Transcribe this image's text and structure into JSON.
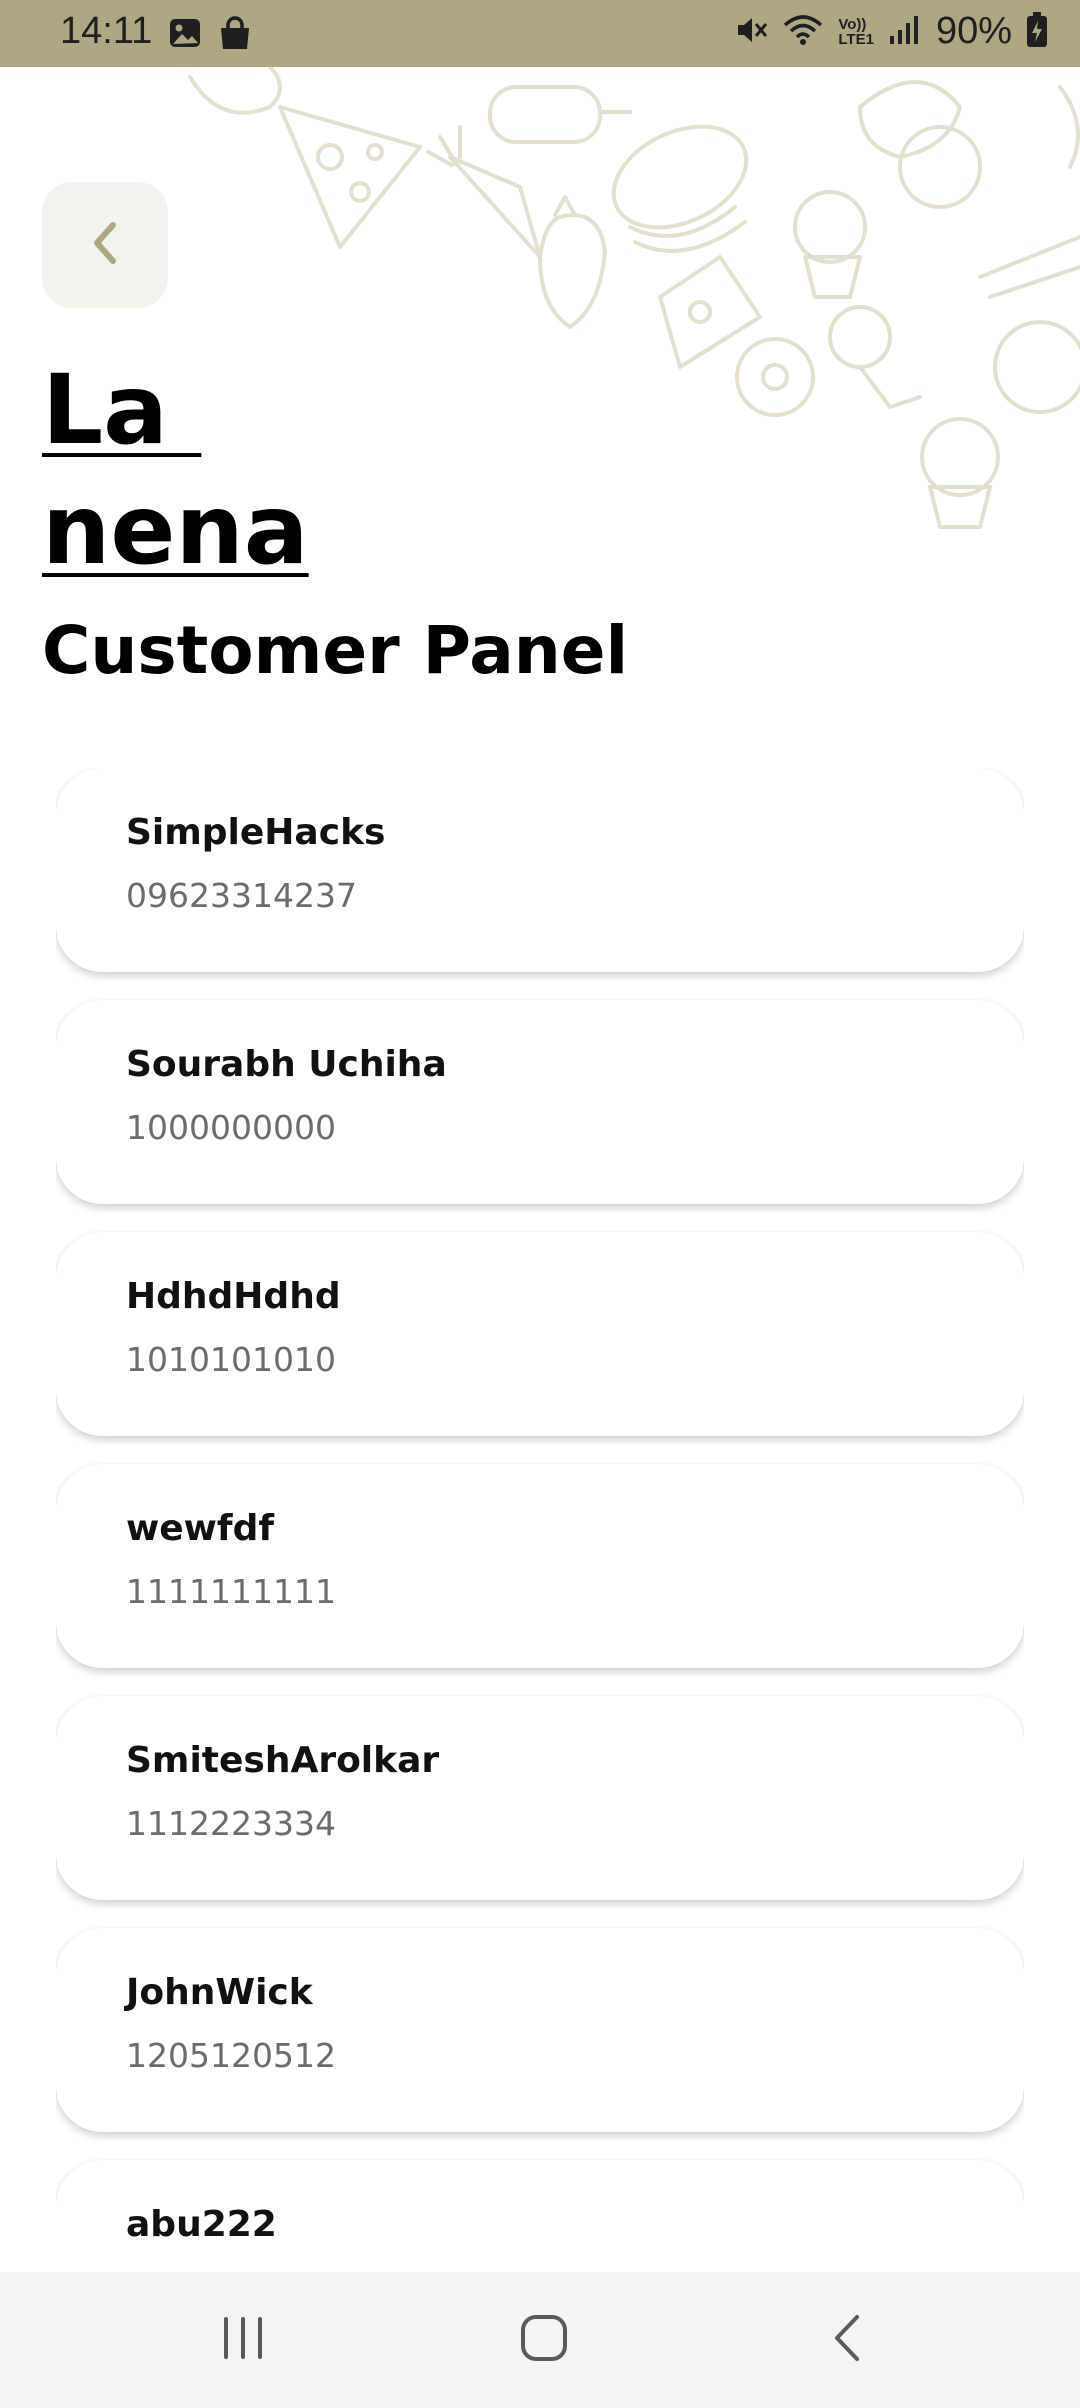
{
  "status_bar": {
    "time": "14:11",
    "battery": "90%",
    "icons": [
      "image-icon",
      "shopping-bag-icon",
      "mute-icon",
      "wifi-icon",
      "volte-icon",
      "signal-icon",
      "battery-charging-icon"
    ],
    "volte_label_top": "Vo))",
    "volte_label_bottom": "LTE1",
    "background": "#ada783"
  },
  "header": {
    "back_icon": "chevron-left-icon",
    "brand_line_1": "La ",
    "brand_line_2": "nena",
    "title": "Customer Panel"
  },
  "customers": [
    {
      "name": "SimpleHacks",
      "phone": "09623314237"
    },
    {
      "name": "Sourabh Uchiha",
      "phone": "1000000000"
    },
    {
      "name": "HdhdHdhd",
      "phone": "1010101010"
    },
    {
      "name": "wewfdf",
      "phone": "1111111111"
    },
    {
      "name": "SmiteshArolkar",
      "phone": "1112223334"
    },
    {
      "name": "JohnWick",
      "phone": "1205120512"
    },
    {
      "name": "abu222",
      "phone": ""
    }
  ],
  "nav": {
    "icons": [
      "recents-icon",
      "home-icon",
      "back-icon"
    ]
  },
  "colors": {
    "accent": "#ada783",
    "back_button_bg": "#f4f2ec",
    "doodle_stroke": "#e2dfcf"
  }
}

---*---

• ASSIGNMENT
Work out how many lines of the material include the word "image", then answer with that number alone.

• TASK ANSWER
2